FDA Issues Guidance on Medical Device Cybersecurity

By Luis Salazar

Here’s something a bit unnerving: Life-saving and life-enhancing medical devices—pacemakers, patient monitors and imaging scanners, for example—are vulnerable to hackers and malicious intrusions. Those vulnerabilities can, of course, have catastrophic impacts on patients who rely on those devices, but even patient fear of these vulnerabilities can have adverse repercussions. Patients may simply avoid updating or servicing their devices.

In an effort to address these concerns, the Food and Drug Administration (FDA) issued draft guidance on June 14, 2013, entitled “Content of Premarket Submissions for Management of Cybersecurity in Medical Devices." The FDA developed the guidance to assist the medical-device industry by identifying issues related to cybersecurity that manufacturers should consider in preparing premarket submissions for medical devices. The need for effective cybersecurity to assure medical device functionality has become more important with the increasing use of wireless, Internet- and network-connected devices, and the frequent electronic exchange of medical device-related health information.  

The guidance provides recommendations to consider and document in FDA medical device premarket submissions to provide effective cybersecurity management and to reduce the risk that device functionality is intentionally or unintentionally compromised. The guidance defines cybersecurity as the process of preventing unauthorized modification; misuse or denial of use, or the unauthorized use of information that is stored, accessed or transferred from a medical device to an external recipient.

The guidance recommends that manufacturers should develop a set of security controls to assure medical device cybersecurity in three areas.

First, manufacturers should ensure information confidentiality, requiring that data, information or system structures be accessible only to authorized persons and entities and be processed at authorized times and in the authorized manner, thereby helping ensure data and system security. Second, manufacturers should ensure information integrity, requiring that data and information be accurate and complete and not improperly modified. And, third, manufacturers should ensure information availability, requiring that data, information and information systems be available when needed.

The guidance urges manufacturers to consider cybersecurity during the design phase of the medical device and define and document the components of their cybersecurity risk analysis and management plan as part of the required risk analysis for product approval.
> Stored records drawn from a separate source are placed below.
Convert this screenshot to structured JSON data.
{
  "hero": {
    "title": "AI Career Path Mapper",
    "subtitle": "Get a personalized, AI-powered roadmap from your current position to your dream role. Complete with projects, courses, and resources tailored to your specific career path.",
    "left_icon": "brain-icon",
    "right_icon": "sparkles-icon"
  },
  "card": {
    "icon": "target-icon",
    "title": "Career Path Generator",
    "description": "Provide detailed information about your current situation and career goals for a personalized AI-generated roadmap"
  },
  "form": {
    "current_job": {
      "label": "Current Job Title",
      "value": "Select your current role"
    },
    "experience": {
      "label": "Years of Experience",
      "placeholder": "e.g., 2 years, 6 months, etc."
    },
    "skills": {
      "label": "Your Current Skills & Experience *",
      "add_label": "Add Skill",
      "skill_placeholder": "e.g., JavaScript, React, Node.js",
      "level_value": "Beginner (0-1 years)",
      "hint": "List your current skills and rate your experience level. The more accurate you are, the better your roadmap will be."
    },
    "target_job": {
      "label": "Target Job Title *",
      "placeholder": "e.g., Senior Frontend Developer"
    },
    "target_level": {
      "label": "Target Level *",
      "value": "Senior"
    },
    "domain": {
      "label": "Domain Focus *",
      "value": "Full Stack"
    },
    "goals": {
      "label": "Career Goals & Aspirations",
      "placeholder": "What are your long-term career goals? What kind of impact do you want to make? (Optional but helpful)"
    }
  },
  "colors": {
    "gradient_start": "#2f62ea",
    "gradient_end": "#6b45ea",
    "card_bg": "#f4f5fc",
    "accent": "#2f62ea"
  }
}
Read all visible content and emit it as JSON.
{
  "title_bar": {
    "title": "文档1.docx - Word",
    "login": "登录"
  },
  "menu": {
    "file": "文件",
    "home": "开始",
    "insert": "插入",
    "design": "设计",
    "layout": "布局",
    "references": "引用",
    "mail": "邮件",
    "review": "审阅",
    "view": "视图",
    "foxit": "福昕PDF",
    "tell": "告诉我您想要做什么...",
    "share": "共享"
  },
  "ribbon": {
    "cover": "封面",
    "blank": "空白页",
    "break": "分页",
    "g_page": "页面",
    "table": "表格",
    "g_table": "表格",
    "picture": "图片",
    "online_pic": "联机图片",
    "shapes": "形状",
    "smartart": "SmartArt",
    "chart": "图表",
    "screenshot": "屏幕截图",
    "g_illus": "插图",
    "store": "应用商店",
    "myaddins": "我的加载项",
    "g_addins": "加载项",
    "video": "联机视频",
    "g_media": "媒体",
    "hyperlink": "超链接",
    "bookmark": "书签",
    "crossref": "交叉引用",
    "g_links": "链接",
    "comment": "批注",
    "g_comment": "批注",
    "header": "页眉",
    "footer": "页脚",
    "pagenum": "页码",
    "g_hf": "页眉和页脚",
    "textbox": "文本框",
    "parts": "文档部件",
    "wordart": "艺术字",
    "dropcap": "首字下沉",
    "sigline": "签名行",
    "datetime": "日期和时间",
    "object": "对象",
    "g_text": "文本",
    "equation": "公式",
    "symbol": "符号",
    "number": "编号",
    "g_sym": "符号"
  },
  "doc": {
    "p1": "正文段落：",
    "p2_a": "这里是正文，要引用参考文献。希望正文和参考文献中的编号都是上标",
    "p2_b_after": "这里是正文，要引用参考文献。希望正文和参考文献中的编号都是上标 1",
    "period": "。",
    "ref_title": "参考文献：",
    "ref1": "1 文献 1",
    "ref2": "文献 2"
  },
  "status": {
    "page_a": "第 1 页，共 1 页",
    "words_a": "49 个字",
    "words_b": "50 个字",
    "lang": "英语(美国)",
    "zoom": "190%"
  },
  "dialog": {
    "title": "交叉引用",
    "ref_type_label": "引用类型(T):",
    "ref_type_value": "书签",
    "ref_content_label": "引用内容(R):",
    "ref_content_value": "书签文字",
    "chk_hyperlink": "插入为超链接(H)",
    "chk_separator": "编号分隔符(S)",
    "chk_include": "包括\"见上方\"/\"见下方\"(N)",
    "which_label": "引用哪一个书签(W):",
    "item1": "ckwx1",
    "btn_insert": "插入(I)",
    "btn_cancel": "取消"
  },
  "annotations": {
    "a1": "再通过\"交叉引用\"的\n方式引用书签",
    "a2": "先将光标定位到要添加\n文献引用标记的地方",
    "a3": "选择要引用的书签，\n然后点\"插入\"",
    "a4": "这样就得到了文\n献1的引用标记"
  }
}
For example, manufacturers' risk analysis should: consider and identify assets, threats and vulnerabilities; assess the impact of the threats and vulnerabilities on device functionality; assess the likelihood of a threat and of a vulnerability being exploited, and determine risk levels and suitable mitigation strategies.

The FDA also recommends that medical device manufacturers provide justification in the premarket submission for the security features chosen and consider appropriate security control methods for their medical devices. Those controls can include limiting access to devices through the authentication of users; e.g., user ID and password, smartcard, biometric, using automatically timed user session log-offs and using multi-factor authentication to permit privileged device access; e.g., to administrators, service technicians, maintenance personnel. Where appropriate, manufacturers should even include physical locks on devices and their communication ports to minimize tampering. A manufacturer’s chosen controls should also include mechanisms to ensure trusted content, such as restricting software or firmware updates to authenticated code and ensuring secure data transfers to and from the device, and when appropriate, use accepted methods for encryption. And, in the event these measures fail, manufacturers should include failsafe and recovery procedures that protect the device’s critical functionality, even when the device’s security has been compromised, and that allow for security compromises to be recognized, logged and acted upon.

The guidance also specifies that, in the premarket submission, manufacturers should provide the following information related to the cybersecurity of their medical device:

  1. Hazard analysis, mitigations and design considerations pertaining to intentional and unintentional cybersecurity risks associated with your device, including:

    • A specific list of all cybersecurity risks that were considered in the design of your device;
    • A specific list and justification for all cybersecurity controls that were established for your device.
  1. A traceability matrix that links your actual cybersecurity controls to the cybersecurity risks that were considered;
  2. To assure continued safe and effective device use, the systematic plan for providing validated updates and patches to operating systems or medical device software, as needed, to provide up-to-date protection and to address the product life-cycle;
  3. Appropriate documentation to demonstrate that the device will be provided to purchasers and users free of malware; and
  4. Device instructions for use and product specifications related to recommended anti-virus software and/or firewall use appropriate for the environment of use, even when it is anticipated that users may use their own virus protection software.

Comments are due within 90 days of publication, or by September 12, 2013.

Luis Salazar

Luis Salazar is the founder of Salazar Jackson, LLP, a Miami-based law firm. He leads the firm’s privacy practice and can be reached at salazar@salazarjackson.com.